--- START ---
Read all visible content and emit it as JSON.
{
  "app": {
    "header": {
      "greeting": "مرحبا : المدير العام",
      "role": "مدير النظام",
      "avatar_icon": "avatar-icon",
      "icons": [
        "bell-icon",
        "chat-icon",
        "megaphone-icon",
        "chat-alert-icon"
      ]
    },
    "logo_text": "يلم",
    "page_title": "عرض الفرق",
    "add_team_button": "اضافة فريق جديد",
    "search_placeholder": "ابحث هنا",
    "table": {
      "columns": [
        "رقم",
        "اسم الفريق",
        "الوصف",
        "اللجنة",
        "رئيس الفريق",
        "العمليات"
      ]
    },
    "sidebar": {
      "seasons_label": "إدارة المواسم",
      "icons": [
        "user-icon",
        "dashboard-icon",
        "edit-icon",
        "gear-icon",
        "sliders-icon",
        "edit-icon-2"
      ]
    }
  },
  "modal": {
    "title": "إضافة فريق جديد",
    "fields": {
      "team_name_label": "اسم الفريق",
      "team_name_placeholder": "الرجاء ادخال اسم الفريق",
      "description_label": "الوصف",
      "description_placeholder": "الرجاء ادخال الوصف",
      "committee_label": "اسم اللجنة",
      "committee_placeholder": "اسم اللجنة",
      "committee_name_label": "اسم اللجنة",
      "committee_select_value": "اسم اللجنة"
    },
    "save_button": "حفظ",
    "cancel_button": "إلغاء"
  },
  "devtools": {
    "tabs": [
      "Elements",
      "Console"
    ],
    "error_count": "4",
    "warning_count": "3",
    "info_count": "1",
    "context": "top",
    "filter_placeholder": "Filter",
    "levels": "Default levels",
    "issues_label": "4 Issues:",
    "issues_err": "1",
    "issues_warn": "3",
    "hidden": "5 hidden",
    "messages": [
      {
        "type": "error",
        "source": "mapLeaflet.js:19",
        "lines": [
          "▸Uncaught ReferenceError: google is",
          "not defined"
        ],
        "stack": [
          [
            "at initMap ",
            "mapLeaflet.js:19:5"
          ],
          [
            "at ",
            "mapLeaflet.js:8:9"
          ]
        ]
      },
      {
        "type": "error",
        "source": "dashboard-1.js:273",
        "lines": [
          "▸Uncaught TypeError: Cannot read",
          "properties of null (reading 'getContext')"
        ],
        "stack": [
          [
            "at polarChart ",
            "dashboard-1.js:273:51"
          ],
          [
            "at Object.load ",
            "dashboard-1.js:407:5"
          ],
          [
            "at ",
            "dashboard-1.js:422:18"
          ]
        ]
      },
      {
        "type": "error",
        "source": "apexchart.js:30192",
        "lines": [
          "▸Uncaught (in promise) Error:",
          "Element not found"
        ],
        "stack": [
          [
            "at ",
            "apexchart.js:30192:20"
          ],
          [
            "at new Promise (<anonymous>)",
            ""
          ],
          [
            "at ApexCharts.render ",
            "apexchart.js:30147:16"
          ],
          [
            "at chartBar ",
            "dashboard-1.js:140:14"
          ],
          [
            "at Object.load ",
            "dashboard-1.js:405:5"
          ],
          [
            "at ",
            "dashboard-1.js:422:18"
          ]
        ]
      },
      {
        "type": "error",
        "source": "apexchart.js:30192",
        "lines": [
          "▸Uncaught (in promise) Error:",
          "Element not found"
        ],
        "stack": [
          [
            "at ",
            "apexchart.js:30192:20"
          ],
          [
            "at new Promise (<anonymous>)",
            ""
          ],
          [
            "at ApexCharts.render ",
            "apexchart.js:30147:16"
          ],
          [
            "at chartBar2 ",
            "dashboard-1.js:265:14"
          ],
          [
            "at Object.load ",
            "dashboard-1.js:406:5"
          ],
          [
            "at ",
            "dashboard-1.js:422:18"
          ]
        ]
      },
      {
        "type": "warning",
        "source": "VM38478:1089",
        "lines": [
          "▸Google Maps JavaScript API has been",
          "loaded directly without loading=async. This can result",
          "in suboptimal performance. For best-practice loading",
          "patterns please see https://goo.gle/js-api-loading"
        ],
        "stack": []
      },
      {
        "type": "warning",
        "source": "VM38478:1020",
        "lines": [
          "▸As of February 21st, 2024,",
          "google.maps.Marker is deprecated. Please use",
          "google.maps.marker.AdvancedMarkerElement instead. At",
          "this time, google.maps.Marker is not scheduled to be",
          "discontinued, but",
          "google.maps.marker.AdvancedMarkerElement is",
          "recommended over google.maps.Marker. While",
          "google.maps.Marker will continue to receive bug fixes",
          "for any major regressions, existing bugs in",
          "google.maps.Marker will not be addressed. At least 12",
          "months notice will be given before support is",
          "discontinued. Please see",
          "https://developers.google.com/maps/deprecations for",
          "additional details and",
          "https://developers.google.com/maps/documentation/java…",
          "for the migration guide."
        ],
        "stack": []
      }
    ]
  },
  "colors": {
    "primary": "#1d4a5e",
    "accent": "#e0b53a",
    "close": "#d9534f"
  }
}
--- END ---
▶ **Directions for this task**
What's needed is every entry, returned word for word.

▶ **Exercise answer**
Read all visible content and emit it as JSON.
{
  "app": {
    "header": {
      "greeting": "مرحبا : المدير العام",
      "role": "مدير النظام",
      "avatar_icon": "avatar-icon",
      "icons": [
        "bell-icon",
        "chat-icon",
        "megaphone-icon",
        "chat-alert-icon"
      ]
    },
    "logo_text": "يلم",
    "page_title": "عرض الفرق",
    "add_team_button": "اضافة فريق جديد",
    "search_placeholder": "ابحث هنا",
    "table": {
      "columns": [
        "رقم",
        "اسم الفريق",
        "الوصف",
        "اللجنة",
        "رئيس الفريق",
        "العمليات"
      ]
    },
    "sidebar": {
      "seasons_label": "إدارة المواسم",
      "icons": [
        "user-icon",
        "dashboard-icon",
        "edit-icon",
        "gear-icon",
        "sliders-icon",
        "edit-icon-2"
      ]
    }
  },
  "modal": {
    "title": "إضافة فريق جديد",
    "fields": {
      "team_name_label": "اسم الفريق",
      "team_name_placeholder": "الرجاء ادخال اسم الفريق",
      "description_label": "الوصف",
      "description_placeholder": "الرجاء ادخال الوصف",
      "committee_label": "اسم اللجنة",
      "committee_placeholder": "اسم اللجنة",
      "committee_name_label": "اسم اللجنة",
      "committee_select_value": "اسم اللجنة"
    },
    "save_button": "حفظ",
    "cancel_button": "إلغاء"
  },
  "devtools": {
    "tabs": [
      "Elements",
      "Console"
    ],
    "error_count": "4",
    "warning_count": "3",
    "info_count": "1",
    "context": "top",
    "filter_placeholder": "Filter",
    "levels": "Default levels",
    "issues_label": "4 Issues:",
    "issues_err": "1",
    "issues_warn": "3",
    "hidden": "5 hidden",
    "messages": [
      {
        "type": "error",
        "source": "mapLeaflet.js:19",
        "lines": [
          "▸Uncaught ReferenceError: google is",
          "not defined"
        ],
        "stack": [
          [
            "at initMap ",
            "mapLeaflet.js:19:5"
          ],
          [
            "at ",
            "mapLeaflet.js:8:9"
          ]
        ]
      },
      {
        "type": "error",
        "source": "dashboard-1.js:273",
        "lines": [
          "▸Uncaught TypeError: Cannot read",
          "properties of null (reading 'getContext')"
        ],
        "stack": [
          [
            "at polarChart ",
            "dashboard-1.js:273:51"
          ],
          [
            "at Object.load ",
            "dashboard-1.js:407:5"
          ],
          [
            "at ",
            "dashboard-1.js:422:18"
          ]
        ]
      },
      {
        "type": "error",
        "source": "apexchart.js:30192",
        "lines": [
          "▸Uncaught (in promise) Error:",
          "Element not found"
        ],
        "stack": [
          [
            "at ",
            "apexchart.js:30192:20"
          ],
          [
            "at new Promise (<anonymous>)",
            ""
          ],
          [
            "at ApexCharts.render ",
            "apexchart.js:30147:16"
          ],
          [
            "at chartBar ",
            "dashboard-1.js:140:14"
          ],
          [
            "at Object.load ",
            "dashboard-1.js:405:5"
          ],
          [
            "at ",
            "dashboard-1.js:422:18"
          ]
        ]
      },
      {
        "type": "error",
        "source": "apexchart.js:30192",
        "lines": [
          "▸Uncaught (in promise) Error:",
          "Element not found"
        ],
        "stack": [
          [
            "at ",
            "apexchart.js:30192:20"
          ],
          [
            "at new Promise (<anonymous>)",
            ""
          ],
          [
            "at ApexCharts.render ",
            "apexchart.js:30147:16"
          ],
          [
            "at chartBar2 ",
            "dashboard-1.js:265:14"
          ],
          [
            "at Object.load ",
            "dashboard-1.js:406:5"
          ],
          [
            "at ",
            "dashboard-1.js:422:18"
          ]
        ]
      },
      {
        "type": "warning",
        "source": "VM38478:1089",
        "lines": [
          "▸Google Maps JavaScript API has been",
          "loaded directly without loading=async. This can result",
          "in suboptimal performance. For best-practice loading",
          "patterns please see https://goo.gle/js-api-loading"
        ],
        "stack": []
      },
      {
        "type": "warning",
        "source": "VM38478:1020",
        "lines": [
          "▸As of February 21st, 2024,",
          "google.maps.Marker is deprecated. Please use",
          "google.maps.marker.AdvancedMarkerElement instead. At",
          "this time, google.maps.Marker is not scheduled to be",
          "discontinued, but",
          "google.maps.marker.AdvancedMarkerElement is",
          "recommended over google.maps.Marker. While",
          "google.maps.Marker will continue to receive bug fixes",
          "for any major regressions, existing bugs in",
          "google.maps.Marker will not be addressed. At least 12",
          "months notice will be given before support is",
          "discontinued. Please see",
          "https://developers.google.com/maps/deprecations for",
          "additional details and",
          "https://developers.google.com/maps/documentation/java…",
          "for the migration guide."
        ],
        "stack": []
      }
    ]
  },
  "colors": {
    "primary": "#1d4a5e",
    "accent": "#e0b53a",
    "close": "#d9534f"
  }
}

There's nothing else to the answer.